TASK OBJECTIVE: In the entries below, some lines hold the string "TypeSalaire"; please say how many, giving the number and nothing else.

───

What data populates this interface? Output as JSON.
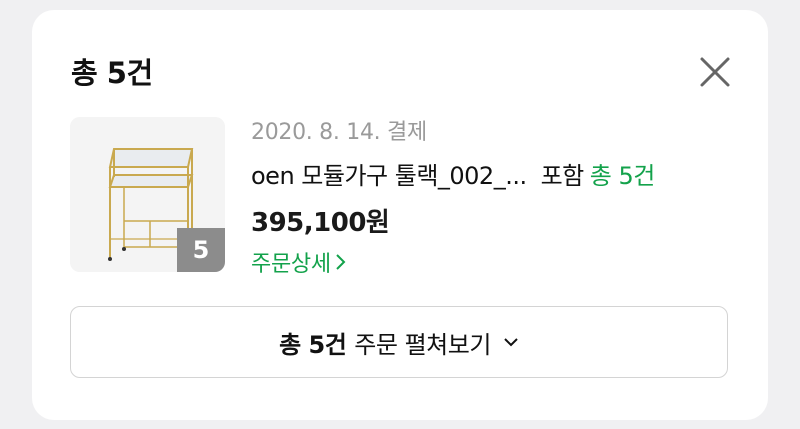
{
  "header": {
    "title": "총 5건"
  },
  "icons": {
    "close": "close-icon",
    "chevron_right": "chevron-right-icon",
    "chevron_down": "chevron-down-icon"
  },
  "order": {
    "date": "2020. 8. 14. 결제",
    "product_name": "oen 모듈가구 툴랙_002_...",
    "included_label": "포함",
    "total_label": "총 5건",
    "price": "395,100원",
    "item_count": "5",
    "detail_link": "주문상세"
  },
  "expand": {
    "bold_label": "총 5건",
    "label": "주문 펼쳐보기"
  },
  "colors": {
    "accent_green": "#13a24b",
    "badge_gray": "#8c8c8c"
  }
}
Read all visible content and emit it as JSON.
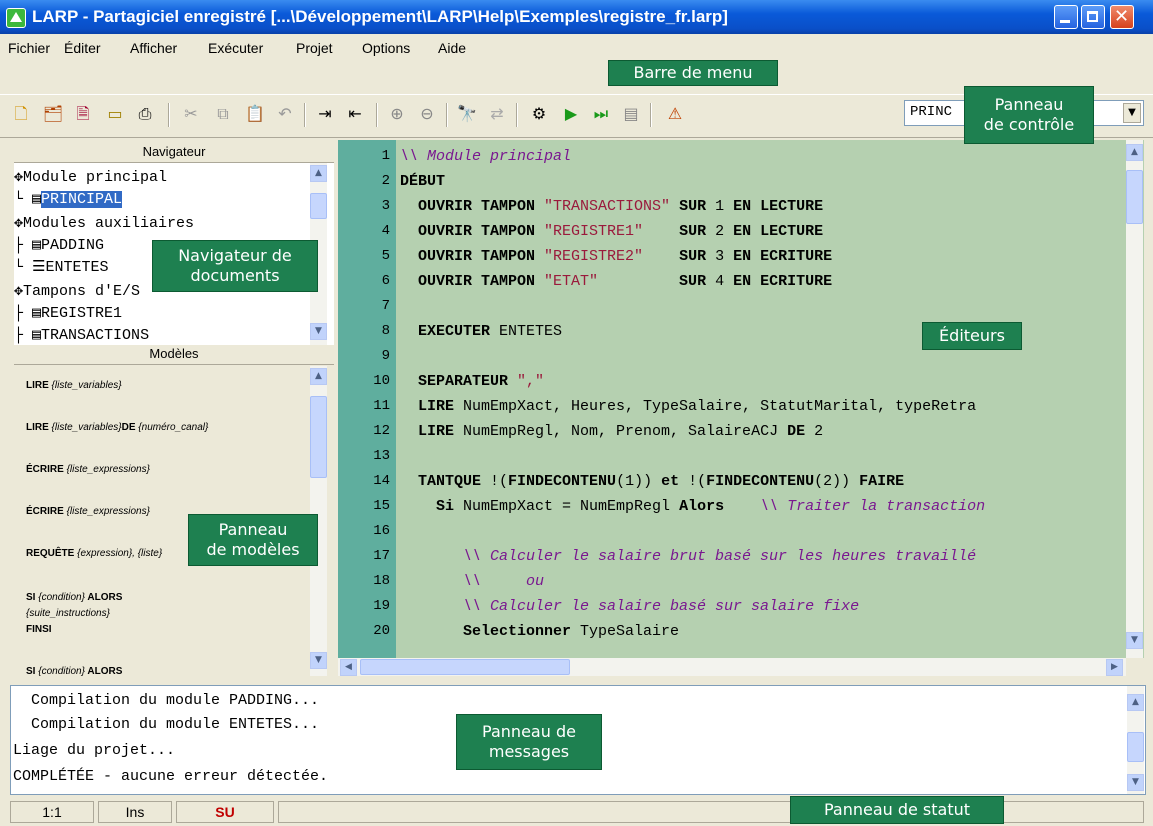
{
  "window": {
    "title": "LARP - Partagiciel enregistré [...\\Développement\\LARP\\Help\\Exemples\\registre_fr.larp]",
    "close_glyph": "✕"
  },
  "menu": {
    "items": [
      "Fichier",
      "Éditer",
      "Afficher",
      "Exécuter",
      "Projet",
      "Options",
      "Aide"
    ]
  },
  "toolbar": {
    "icons": [
      "new-file-icon",
      "open-icon",
      "save-icon",
      "folder-icon",
      "print-icon",
      "cut-icon",
      "copy-icon",
      "paste-icon",
      "undo-icon",
      "indent-icon",
      "outdent-icon",
      "zoom-in-icon",
      "zoom-out-icon",
      "find-icon",
      "replace-icon",
      "compile-icon",
      "run-icon",
      "step-icon",
      "output-icon",
      "debug-icon"
    ],
    "module_value": "PRINC"
  },
  "navigator": {
    "header": "Navigateur",
    "rows": [
      {
        "prefix": "✥",
        "label": "Module principal"
      },
      {
        "prefix": " └ ▤",
        "label": "PRINCIPAL"
      },
      {
        "prefix": "✥",
        "label": "Modules auxiliaires"
      },
      {
        "prefix": " ├ ▤",
        "label": "PADDING"
      },
      {
        "prefix": " └ ☰",
        "label": "ENTETES"
      },
      {
        "prefix": "✥",
        "label": "Tampons d'E/S"
      },
      {
        "prefix": " ├ ▤",
        "label": "REGISTRE1"
      },
      {
        "prefix": " ├ ▤",
        "label": "TRANSACTIONS"
      }
    ]
  },
  "templates": {
    "header": "Modèles",
    "items": [
      {
        "kw": "LIRE",
        "rest": " {liste_variables}"
      },
      {
        "kw": "LIRE",
        "rest": " {liste_variables}",
        "kw2": "DE",
        "rest2": " {numéro_canal}"
      },
      {
        "kw": "ÉCRIRE",
        "rest": " {liste_expressions}"
      },
      {
        "kw": "ÉCRIRE",
        "rest": " {liste_expressions}"
      },
      {
        "kw": "REQUÊTE",
        "rest": " {expression}, {liste}"
      },
      {
        "kw": "SI",
        "rest": " {condition}",
        "kw2": " ALORS",
        "rest2": ""
      },
      {
        "kw": "",
        "rest": "   {suite_instructions}"
      },
      {
        "kw": "FINSI",
        "rest": ""
      },
      {
        "kw": "SI",
        "rest": " {condition}",
        "kw2": " ALORS",
        "rest2": ""
      }
    ]
  },
  "editor": {
    "line_numbers": [
      "1",
      "2",
      "3",
      "4",
      "5",
      "6",
      "7",
      "8",
      "9",
      "10",
      "11",
      "12",
      "13",
      "14",
      "15",
      "16",
      "17",
      "18",
      "19",
      "20"
    ],
    "lines": [
      [
        {
          "t": "c",
          "v": "\\\\ Module principal"
        }
      ],
      [
        {
          "t": "k",
          "v": "DÉBUT"
        }
      ],
      [
        {
          "t": "k",
          "v": "  OUVRIR TAMPON "
        },
        {
          "t": "s",
          "v": "\"TRANSACTIONS\""
        },
        {
          "t": "k",
          "v": " SUR "
        },
        {
          "t": "n",
          "v": "1"
        },
        {
          "t": "k",
          "v": " EN LECTURE"
        }
      ],
      [
        {
          "t": "k",
          "v": "  OUVRIR TAMPON "
        },
        {
          "t": "s",
          "v": "\"REGISTRE1\""
        },
        {
          "t": "k",
          "v": "    SUR "
        },
        {
          "t": "n",
          "v": "2"
        },
        {
          "t": "k",
          "v": " EN LECTURE"
        }
      ],
      [
        {
          "t": "k",
          "v": "  OUVRIR TAMPON "
        },
        {
          "t": "s",
          "v": "\"REGISTRE2\""
        },
        {
          "t": "k",
          "v": "    SUR "
        },
        {
          "t": "n",
          "v": "3"
        },
        {
          "t": "k",
          "v": " EN ECRITURE"
        }
      ],
      [
        {
          "t": "k",
          "v": "  OUVRIR TAMPON "
        },
        {
          "t": "s",
          "v": "\"ETAT\""
        },
        {
          "t": "k",
          "v": "         SUR "
        },
        {
          "t": "n",
          "v": "4"
        },
        {
          "t": "k",
          "v": " EN ECRITURE"
        }
      ],
      [
        {
          "t": "n",
          "v": ""
        }
      ],
      [
        {
          "t": "k",
          "v": "  EXECUTER "
        },
        {
          "t": "n",
          "v": "ENTETES"
        }
      ],
      [
        {
          "t": "n",
          "v": ""
        }
      ],
      [
        {
          "t": "k",
          "v": "  SEPARATEUR "
        },
        {
          "t": "s",
          "v": "\",\""
        }
      ],
      [
        {
          "t": "k",
          "v": "  LIRE "
        },
        {
          "t": "n",
          "v": "NumEmpXact, Heures, TypeSalaire, StatutMarital, typeRetra"
        }
      ],
      [
        {
          "t": "k",
          "v": "  LIRE "
        },
        {
          "t": "n",
          "v": "NumEmpRegl, Nom, Prenom, SalaireACJ "
        },
        {
          "t": "k",
          "v": "DE"
        },
        {
          "t": "n",
          "v": " 2"
        }
      ],
      [
        {
          "t": "n",
          "v": ""
        }
      ],
      [
        {
          "t": "k",
          "v": "  TANTQUE "
        },
        {
          "t": "n",
          "v": "!("
        },
        {
          "t": "k",
          "v": "FINDECONTENU"
        },
        {
          "t": "n",
          "v": "(1)) "
        },
        {
          "t": "k",
          "v": "et"
        },
        {
          "t": "n",
          "v": " !("
        },
        {
          "t": "k",
          "v": "FINDECONTENU"
        },
        {
          "t": "n",
          "v": "(2)) "
        },
        {
          "t": "k",
          "v": "FAIRE"
        }
      ],
      [
        {
          "t": "k",
          "v": "    Si "
        },
        {
          "t": "n",
          "v": "NumEmpXact = NumEmpRegl "
        },
        {
          "t": "k",
          "v": "Alors"
        },
        {
          "t": "c",
          "v": "    \\\\ Traiter la transaction"
        }
      ],
      [
        {
          "t": "n",
          "v": ""
        }
      ],
      [
        {
          "t": "c",
          "v": "       \\\\ Calculer le salaire brut basé sur les heures travaillé"
        }
      ],
      [
        {
          "t": "c",
          "v": "       \\\\     ou"
        }
      ],
      [
        {
          "t": "c",
          "v": "       \\\\ Calculer le salaire basé sur salaire fixe"
        }
      ],
      [
        {
          "t": "k",
          "v": "       Selectionner "
        },
        {
          "t": "n",
          "v": "TypeSalaire"
        }
      ]
    ]
  },
  "messages": {
    "lines": [
      "  Compilation du module PADDING...",
      "  Compilation du module ENTETES...",
      "Liage du projet...",
      "COMPLÉTÉE - aucune erreur détectée."
    ]
  },
  "status": {
    "position": "1:1",
    "mode": "Ins",
    "su": "SU"
  },
  "callouts": {
    "menu": "Barre de menu",
    "control_1": "Panneau",
    "control_2": "de contrôle",
    "nav_1": "Navigateur de",
    "nav_2": "documents",
    "editors": "Éditeurs",
    "templ_1": "Panneau",
    "templ_2": "de modèles",
    "msg_1": "Panneau de",
    "msg_2": "messages",
    "status": "Panneau de statut"
  },
  "colors": {
    "callout": "#1e8050",
    "editor_bg": "#b5d0b0",
    "gutter": "#5fae9e",
    "keyword": "#000000",
    "string": "#9a1a3c",
    "comment": "#7a1890"
  }
}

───

RESPONSE AREA: 2